Philippines’ Duterte loses patience, orders trash shipped back Canada

Environmentalists stage a die-in protest outside the Canadian embassy to demand the Canadian government to speed up the removal of several containers of garbage that were shipped to the Philippines (AP)
Updated 22 May 2019

Philippines’ Duterte loses patience, orders trash shipped back Canada

  • Canada says the waste, exported to the Philippines between 2013 and 2014, was a commercial transaction not backed by the Canadian government
  • Canada has since offered to take the rubbish back

MANILA: President Rodrigo Duterte has ordered his government to hire a private shipping company to send 69 containers of garbage back to Canada and leave them within its territorial waters if it refuses to accept the trash, his spokesman said on Wednesday.
“The Philippines as an independent sovereign nation must not be treated as trash by other foreign nation,” Presidential Spokesman Salvador Panelo told a media briefing.
Canada says the waste, exported to the Philippines between 2013 and 2014, was a commercial transaction not backed by the Canadian government.
Canada has since offered to take the rubbish back and the two countries are in the process of arranging the transfer.
But Canada missed a May 15 deadline set by Manila to take back the shipment, prompting the Philippines to withdraw top diplomats from Canada last week.
“Obviously, Canada is not taking this issue nor our country seriously. The Filipino people are gravely insulted about Canada treating this country as a dump site,” Panelo said.
The Canadian embassy in Manila did not immediately respond to a request for comment.
The Philippines has made several diplomatic protests to Canada since a 2016 court ruling that the garbage be returned.
The consignments were labelled as containing plastics to be recycled in the Philippines but were filled with a variety of rubbish including diapers, newspapers and water bottles.
The issue is not the only one to strain ties between the two countries.
Last year, Duterte ordered the military to cancel a $233 million deal to buy 16 helicopters from Canada, after Ottawa expressed concern they could be used to fight rebels.

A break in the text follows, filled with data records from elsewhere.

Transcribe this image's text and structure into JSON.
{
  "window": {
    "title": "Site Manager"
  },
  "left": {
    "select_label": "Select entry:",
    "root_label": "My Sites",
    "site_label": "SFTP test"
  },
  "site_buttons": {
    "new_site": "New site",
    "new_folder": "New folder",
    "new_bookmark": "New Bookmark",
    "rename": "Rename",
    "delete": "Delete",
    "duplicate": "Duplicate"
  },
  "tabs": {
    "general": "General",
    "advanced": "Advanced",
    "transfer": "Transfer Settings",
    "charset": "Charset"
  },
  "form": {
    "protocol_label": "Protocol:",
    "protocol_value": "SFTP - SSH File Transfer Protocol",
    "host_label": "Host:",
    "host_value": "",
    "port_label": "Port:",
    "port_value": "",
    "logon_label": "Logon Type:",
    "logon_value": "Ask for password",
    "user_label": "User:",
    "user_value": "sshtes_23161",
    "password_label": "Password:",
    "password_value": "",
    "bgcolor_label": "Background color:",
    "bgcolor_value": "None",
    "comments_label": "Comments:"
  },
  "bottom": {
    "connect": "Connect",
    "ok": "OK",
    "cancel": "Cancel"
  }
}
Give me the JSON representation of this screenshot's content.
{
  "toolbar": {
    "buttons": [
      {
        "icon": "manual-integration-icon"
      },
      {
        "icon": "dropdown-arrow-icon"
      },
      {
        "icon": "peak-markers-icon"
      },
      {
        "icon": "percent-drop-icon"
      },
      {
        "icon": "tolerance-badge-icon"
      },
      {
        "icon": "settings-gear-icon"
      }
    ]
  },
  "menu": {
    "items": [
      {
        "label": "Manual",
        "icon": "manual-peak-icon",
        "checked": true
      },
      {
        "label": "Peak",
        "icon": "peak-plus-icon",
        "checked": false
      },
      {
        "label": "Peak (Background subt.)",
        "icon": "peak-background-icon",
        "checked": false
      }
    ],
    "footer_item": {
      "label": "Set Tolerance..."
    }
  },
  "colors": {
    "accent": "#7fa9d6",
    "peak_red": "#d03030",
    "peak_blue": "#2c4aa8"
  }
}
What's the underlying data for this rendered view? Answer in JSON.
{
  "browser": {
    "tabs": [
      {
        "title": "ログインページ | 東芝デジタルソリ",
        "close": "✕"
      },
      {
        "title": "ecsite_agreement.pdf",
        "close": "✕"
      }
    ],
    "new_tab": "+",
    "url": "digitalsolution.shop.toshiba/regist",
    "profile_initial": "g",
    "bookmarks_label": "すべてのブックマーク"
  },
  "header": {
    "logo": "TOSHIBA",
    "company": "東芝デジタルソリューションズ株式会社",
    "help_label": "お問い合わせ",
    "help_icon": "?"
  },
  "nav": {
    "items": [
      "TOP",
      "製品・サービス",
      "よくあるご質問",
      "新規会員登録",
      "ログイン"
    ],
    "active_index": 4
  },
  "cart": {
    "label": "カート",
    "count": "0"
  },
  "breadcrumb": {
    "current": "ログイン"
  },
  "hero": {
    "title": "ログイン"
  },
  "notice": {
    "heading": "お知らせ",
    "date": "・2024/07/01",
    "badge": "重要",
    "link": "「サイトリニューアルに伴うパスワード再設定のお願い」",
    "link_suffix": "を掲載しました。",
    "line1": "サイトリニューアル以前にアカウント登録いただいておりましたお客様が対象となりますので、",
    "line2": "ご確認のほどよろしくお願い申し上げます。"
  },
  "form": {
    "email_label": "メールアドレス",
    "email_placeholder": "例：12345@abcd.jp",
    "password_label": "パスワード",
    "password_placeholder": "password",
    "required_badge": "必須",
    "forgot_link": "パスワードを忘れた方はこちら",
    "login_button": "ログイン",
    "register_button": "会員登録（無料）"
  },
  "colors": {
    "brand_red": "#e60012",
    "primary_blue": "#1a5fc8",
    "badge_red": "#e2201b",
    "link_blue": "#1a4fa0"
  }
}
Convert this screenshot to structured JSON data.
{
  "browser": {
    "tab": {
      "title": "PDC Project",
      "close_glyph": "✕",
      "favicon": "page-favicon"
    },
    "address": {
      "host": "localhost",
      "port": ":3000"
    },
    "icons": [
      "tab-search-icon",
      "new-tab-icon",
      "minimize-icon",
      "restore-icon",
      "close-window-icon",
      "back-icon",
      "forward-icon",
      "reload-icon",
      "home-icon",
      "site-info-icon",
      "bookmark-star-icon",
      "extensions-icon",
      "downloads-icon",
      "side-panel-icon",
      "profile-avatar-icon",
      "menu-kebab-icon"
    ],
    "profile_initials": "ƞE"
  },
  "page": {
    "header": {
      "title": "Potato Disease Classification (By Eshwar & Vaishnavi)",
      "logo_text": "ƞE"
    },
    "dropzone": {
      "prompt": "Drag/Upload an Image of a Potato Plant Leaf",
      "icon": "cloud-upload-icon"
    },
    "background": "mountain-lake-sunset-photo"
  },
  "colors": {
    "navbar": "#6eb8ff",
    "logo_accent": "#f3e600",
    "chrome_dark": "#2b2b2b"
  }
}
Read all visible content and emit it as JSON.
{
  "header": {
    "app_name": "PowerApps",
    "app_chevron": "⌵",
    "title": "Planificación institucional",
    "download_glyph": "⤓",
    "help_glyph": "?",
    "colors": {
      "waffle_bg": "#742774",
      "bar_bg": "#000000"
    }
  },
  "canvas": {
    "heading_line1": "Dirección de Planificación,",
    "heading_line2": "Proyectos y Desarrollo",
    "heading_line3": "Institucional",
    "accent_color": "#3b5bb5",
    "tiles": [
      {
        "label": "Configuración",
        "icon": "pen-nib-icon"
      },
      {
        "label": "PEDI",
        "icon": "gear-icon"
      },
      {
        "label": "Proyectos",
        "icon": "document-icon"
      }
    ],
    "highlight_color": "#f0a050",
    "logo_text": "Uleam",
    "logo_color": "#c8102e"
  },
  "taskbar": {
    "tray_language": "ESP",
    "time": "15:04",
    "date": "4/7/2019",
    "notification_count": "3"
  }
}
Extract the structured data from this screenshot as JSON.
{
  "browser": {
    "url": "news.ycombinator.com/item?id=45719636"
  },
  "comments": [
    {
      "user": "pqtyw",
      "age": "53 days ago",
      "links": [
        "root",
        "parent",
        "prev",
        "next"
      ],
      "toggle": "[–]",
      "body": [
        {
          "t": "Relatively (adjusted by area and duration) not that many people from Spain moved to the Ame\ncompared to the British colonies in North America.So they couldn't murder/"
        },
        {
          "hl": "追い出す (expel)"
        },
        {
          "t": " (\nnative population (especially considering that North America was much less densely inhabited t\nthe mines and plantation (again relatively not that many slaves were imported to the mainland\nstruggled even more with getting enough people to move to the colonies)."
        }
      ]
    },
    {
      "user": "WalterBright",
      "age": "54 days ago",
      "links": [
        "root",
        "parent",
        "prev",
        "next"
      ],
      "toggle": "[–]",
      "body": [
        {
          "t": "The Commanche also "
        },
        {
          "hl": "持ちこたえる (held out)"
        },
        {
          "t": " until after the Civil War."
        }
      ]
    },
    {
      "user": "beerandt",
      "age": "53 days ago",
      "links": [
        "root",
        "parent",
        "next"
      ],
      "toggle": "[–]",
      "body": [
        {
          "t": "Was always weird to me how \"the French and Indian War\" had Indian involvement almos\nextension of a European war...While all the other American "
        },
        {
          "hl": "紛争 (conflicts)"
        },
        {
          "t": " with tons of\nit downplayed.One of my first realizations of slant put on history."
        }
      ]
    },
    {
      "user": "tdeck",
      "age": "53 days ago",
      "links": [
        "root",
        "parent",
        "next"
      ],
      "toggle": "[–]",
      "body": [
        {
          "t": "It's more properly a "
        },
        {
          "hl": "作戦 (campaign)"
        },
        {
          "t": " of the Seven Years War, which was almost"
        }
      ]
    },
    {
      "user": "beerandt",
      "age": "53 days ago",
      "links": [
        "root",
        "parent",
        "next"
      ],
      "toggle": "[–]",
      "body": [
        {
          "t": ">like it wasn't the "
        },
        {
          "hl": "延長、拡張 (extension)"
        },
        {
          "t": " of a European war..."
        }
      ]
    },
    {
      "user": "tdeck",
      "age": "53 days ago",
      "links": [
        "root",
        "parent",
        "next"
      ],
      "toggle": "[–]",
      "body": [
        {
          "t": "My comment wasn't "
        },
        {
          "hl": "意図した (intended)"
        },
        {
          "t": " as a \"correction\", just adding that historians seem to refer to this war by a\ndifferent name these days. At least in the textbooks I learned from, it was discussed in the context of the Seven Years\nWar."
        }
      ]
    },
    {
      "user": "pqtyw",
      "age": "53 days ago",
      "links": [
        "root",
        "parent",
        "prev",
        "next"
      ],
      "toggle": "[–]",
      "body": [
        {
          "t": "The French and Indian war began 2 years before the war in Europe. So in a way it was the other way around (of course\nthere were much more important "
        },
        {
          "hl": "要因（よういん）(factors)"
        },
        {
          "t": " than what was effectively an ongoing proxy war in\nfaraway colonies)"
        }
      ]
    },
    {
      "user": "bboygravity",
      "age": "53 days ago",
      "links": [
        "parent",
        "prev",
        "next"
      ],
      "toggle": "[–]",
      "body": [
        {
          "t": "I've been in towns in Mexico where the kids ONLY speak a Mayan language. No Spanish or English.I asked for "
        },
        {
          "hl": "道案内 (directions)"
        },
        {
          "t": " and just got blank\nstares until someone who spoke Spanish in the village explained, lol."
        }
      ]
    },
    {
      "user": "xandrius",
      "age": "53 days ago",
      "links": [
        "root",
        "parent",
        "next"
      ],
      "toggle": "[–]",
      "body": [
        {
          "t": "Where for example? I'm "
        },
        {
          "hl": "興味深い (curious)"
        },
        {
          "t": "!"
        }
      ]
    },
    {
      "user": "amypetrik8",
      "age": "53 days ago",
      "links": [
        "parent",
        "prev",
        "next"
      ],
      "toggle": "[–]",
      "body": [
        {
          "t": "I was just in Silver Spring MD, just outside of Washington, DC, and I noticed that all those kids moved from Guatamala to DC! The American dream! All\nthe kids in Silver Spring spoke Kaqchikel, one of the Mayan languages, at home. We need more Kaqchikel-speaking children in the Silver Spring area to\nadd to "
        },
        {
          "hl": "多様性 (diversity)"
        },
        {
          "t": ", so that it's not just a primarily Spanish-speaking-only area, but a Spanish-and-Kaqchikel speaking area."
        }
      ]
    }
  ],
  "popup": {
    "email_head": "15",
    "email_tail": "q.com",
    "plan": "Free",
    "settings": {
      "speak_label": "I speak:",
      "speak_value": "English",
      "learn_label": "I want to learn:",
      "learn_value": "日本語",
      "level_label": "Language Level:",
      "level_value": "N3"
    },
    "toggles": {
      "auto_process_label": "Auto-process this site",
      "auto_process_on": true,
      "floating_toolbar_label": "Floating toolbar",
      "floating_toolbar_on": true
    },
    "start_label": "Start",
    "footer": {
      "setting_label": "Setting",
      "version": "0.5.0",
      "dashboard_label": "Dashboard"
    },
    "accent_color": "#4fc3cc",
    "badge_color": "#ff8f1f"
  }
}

Iran dismisses ‘desperate’ US move to end nuclear waivers

Updated 28 May 2020

Iran dismisses ‘desperate’ US move to end nuclear waivers

  • ‘Ending waivers for nuclear cooperation with Iran ... has effectively no impact on Iran’s continued work’

TEHRAN: Tehran on Thursday dismissed the impact of what it called Washington’s “desperate attempt” to end sanction waivers for nations that remain in the Iran nuclear accord.
The Atomic Energy Organization of Iran said the United States had made the move in a bid “to distract public opinion from its continued defeats at the hands of Iran.”
“Ending waivers for nuclear cooperation with Iran... has effectively no impact on Iran’s continued work” on what the Islamic republic insists is a purely civilian nuclear energy program, its spokesman Behrouz Kamalvandi added in a statement published on the agency’s website.
The US decision, he said, was in response to Iranian fuel shipments to Venezuela — which is also under US sanctions — and the “significant advancements of Iran’s nuclear industry.”
US Secretary of State Mike Pompeo said Wednesday that the United States was responding to Iran’s “brinksmanship” — its scrapping of certain nuclear commitments aimed at pressuring Washington to remove sanctions as called for by the 2015 accord.
“These escalatory actions are unacceptable and I cannot justify renewing the waiver,” Pompeo said in a statement.
President Donald Trump withdrew the US from the landmark agreement — also known as the Joint Comprehensive Plan of Action, or JCPOA — and reimposed sanctions on Iran in 2018.
The remaining parties to the deal include Britain, China, France, Germany and Russia.
In May 2019, Iran announced it was suspending nuclear commitments to the deal, starting with removing limits on its heavy water and enriched uranium stockpiles.
It was in retaliation for US sanctions and what Iran deemed Europe’s inaction to provide it with the JCPOA’s economic benefits.
Washington had until now issued waivers to allow companies, primarily from Russia, to keep carrying out the nuclear work of the agreement without risking legal ramifications in the US economy.
It will end waivers that allowed the modification of the heavy water reactor in Arak, which prevented it from using plutonium for military use, as well as the export of spent and scrap research reactor fuel.
Kamalvandi said ending the waivers would not impact Iran’s continued work on the Arak reactor and “other equipment” by Iranian experts.